*** Exercise input Section Begins ***

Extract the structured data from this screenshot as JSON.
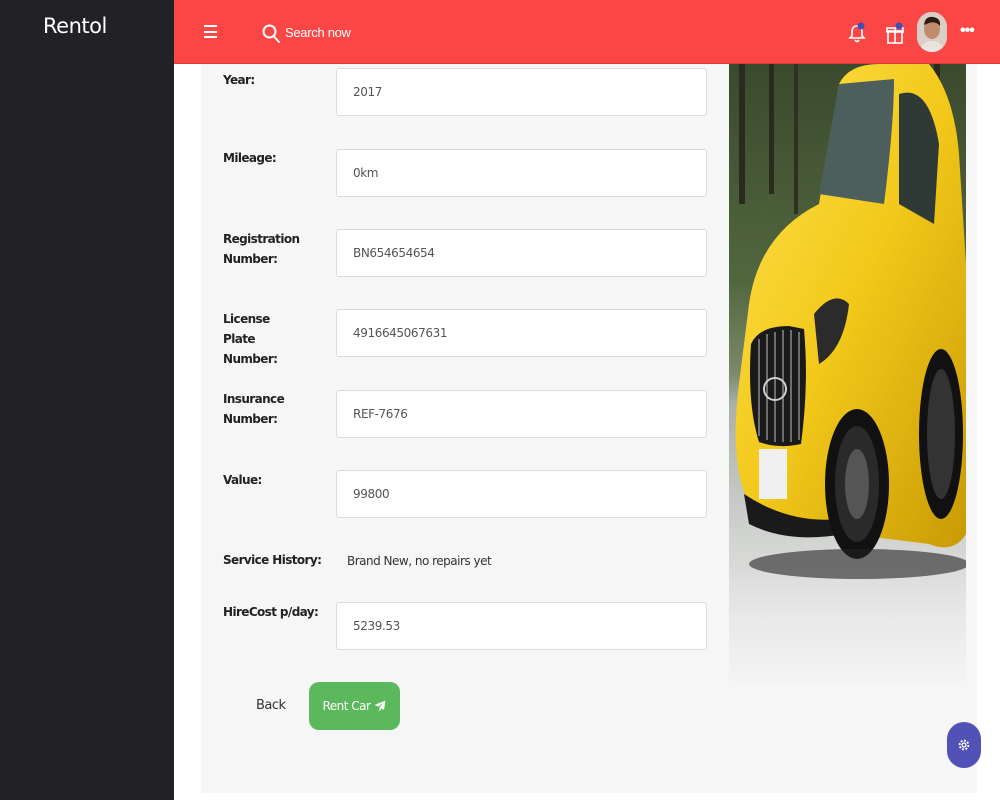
{
  "app": {
    "brand": "Rentol"
  },
  "header": {
    "search_placeholder": "Search now",
    "more_label": "•••"
  },
  "form": {
    "fields": [
      {
        "label": "Year:",
        "value": "2017"
      },
      {
        "label": "Mileage:",
        "value": "0km"
      },
      {
        "label": "Registration Number:",
        "value": "BN654654654"
      },
      {
        "label": "License Plate Number:",
        "value": "4916645067631"
      },
      {
        "label": "Insurance Number:",
        "value": "REF-7676"
      },
      {
        "label": "Value:",
        "value": "99800"
      },
      {
        "label": "HireCost p/day:",
        "value": "5239.53"
      }
    ],
    "service_history": {
      "label": "Service History:",
      "value": "Brand New, no repairs yet"
    },
    "back_label": "Back",
    "rent_label": "Rent Car"
  },
  "colors": {
    "header": "#fb4646",
    "sidebar": "#222226",
    "rent_button": "#5cb85c",
    "settings_fab": "#5251b7",
    "car": "#f2c81a"
  },
  "icons": [
    "menu-icon",
    "search-icon",
    "bell-icon",
    "gift-icon",
    "avatar",
    "more-icon",
    "paper-plane-icon",
    "gear-icon"
  ]
}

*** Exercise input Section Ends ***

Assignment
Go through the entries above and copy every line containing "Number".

The completed task
        "label": "Registration Number:",
        "label": "License Plate Number:",
        "label": "Insurance Number:",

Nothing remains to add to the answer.